The jump from university to the real world is a colossal canyon that cannot be crossed in mere months. At this point in our lives it is one of the most significant changes we’ll have to face that simply cannot be rushed.
There is an old saying: A journey of a 1,000 miles begins with a single step.
It ‘s been seven months since I graduated and there is still quite a distance to go before I am fully adjusted. While I’m by no means an expert, I’d like to share what I’ve learned from other alumni and from my own experiences to help make the journey a little smoother for you.
Below are three crucial tidbits of advice I believe every new grad should know.
1. Keep connected
Your network is your net worth. Take advantage of opportunities to meet with professionals and mentors in your industry by attending events, conferences or seminars. You’d be surprised with the openness of some professionals to answer questions and offer advice even from a cold connection on digital platforms such as LinkedIn.
Although growing one’s network should be a priority, there is a popular marketing saying: the easiest customer to acquire is the customer you already have. Simply put, don’t neglect your existing network. Take some time to maintain ties with academic peers, profs and friends from UTM.

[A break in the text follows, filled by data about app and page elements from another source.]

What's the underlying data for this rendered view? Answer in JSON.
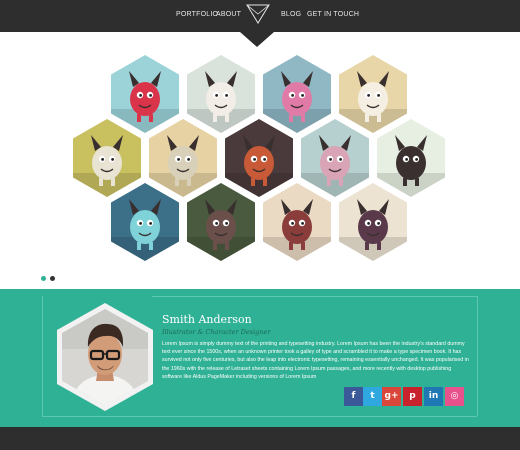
{
  "nav": {
    "items": [
      {
        "label": "PORTFOLIO"
      },
      {
        "label": "ABOUT"
      },
      {
        "label": "BLOG"
      },
      {
        "label": "GET IN TOUCH"
      }
    ]
  },
  "gallery": {
    "images": [
      {
        "icon": "red-monster-illustration",
        "bg": "#9bd3d9",
        "fg": "#d9344a"
      },
      {
        "icon": "white-monster-illustration",
        "bg": "#d9e3dc",
        "fg": "#f2ede6"
      },
      {
        "icon": "pink-yellow-monster-illustration",
        "bg": "#8fb8c4",
        "fg": "#e07ba8"
      },
      {
        "icon": "white-bird-monster-illustration",
        "bg": "#e9d6a8",
        "fg": "#f4efe2"
      },
      {
        "icon": "lizard-monster-illustration",
        "bg": "#c9c060",
        "fg": "#e8e3d2"
      },
      {
        "icon": "deer-monster-illustration",
        "bg": "#e6d2a2",
        "fg": "#d8d0b9"
      },
      {
        "icon": "mushroom-monster-illustration",
        "bg": "#4a3a3c",
        "fg": "#c85a38"
      },
      {
        "icon": "twin-monsters-illustration",
        "bg": "#b6d0cf",
        "fg": "#d9a5b6"
      },
      {
        "icon": "hooded-monster-illustration",
        "bg": "#e7efe2",
        "fg": "#3a3030"
      },
      {
        "icon": "jellyfish-illustration",
        "bg": "#3c6f88",
        "fg": "#7fd3d8"
      },
      {
        "icon": "spiky-monster-illustration",
        "bg": "#4a5a3e",
        "fg": "#6a4f4a"
      },
      {
        "icon": "flying-creature-illustration",
        "bg": "#ead9c3",
        "fg": "#8a3d3a"
      },
      {
        "icon": "horned-island-illustration",
        "bg": "#ece3d2",
        "fg": "#5a3a4a"
      }
    ],
    "slider_active": 0
  },
  "profile": {
    "name": "Smith Anderson",
    "role": "Illustrator & Character Designer",
    "bio": "Lorem Ipsum is simply dummy text of the printing and typesetting industry. Lorem Ipsum has been the industry's standard dummy text ever since the 1500s, when an unknown printer took a galley of type and scrambled it to make a type specimen book. It has survived not only five centuries, but also the leap into electronic typesetting, remaining essentially unchanged. It was popularised in the 1960s with the release of Letraset sheets containing Lorem Ipsum passages, and more recently with desktop publishing software like Aldus PageMaker including versions of Lorem Ipsum",
    "social": [
      {
        "icon": "facebook-icon",
        "glyph": "f",
        "color": "#3b5998"
      },
      {
        "icon": "twitter-icon",
        "glyph": "t",
        "color": "#2fa8e0"
      },
      {
        "icon": "google-plus-icon",
        "glyph": "g+",
        "color": "#d9473b"
      },
      {
        "icon": "pinterest-icon",
        "glyph": "p",
        "color": "#c8232c"
      },
      {
        "icon": "linkedin-icon",
        "glyph": "in",
        "color": "#1f78b4"
      },
      {
        "icon": "dribbble-icon",
        "glyph": "◎",
        "color": "#e8528c"
      }
    ]
  },
  "colors": {
    "nav_bg": "#2e2e2e",
    "accent": "#2fb195",
    "dot_active": "#2fb195",
    "dot_inactive": "#333333"
  }
}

During your undergrad years it might have been relatively easy to grab a coffee and catch up with people between classes. Having graduated there may be time constraints or physical distances which act as hurdles that need to be overcome. It might not be easy but cultivating a strong network will pay off throughout your career.
2. Keep learning
Professional designations, postgraduate degrees, certifications or courses. Having just graduated, pursuing these might be the last thing on your mind! After four years of intensive studying in the Management or Commerce programs warrants (at least for a brief while) an academic sabbatical.
Still, regardless of your career or personal aspirations, continuing to better yourself is an absolute necessity. While that might seem like a cliché, the truth is that studying skills and habits become dulled when they go unused.
Depending on your interests there are a bunch of professional designations such as the CPA (Canadian Chartered Professional Accountants), CFA (Chartered Financial Analyst), CAPM (Certified Associate in Project Management), CHRP (Certified Human Resources Professional) and many more. You could also learn a new language or try a hobby.
Find a way to keep your mind sharp and adaptable!
3. Keep on keepin’ on
Finally, and perhaps the most essential tip is perseverance. An underappreciated benefit of university was that the metrics of success were clear and well-defined—albeit compared to the real world.
As new challenges such as career progression, work-life balance, moving out, relationships and managing one’s finances seem to be ever-present and ambiguous, accepting that the journey won’t be without adversity is a crucial mindset shift.
Use this period of uncertainty as an opportunity to ask questions, explore what works best and learn from your mistakes. Reframing the challenge in this way makes it far less daunting.
To date, these are my major takeaways. I welcome any advice you have personally found helpful in the comment section.
Thanks for reading and have a relaxing holiday. Look forward to more blog posts in 2019!
B.B.A., Class of 2018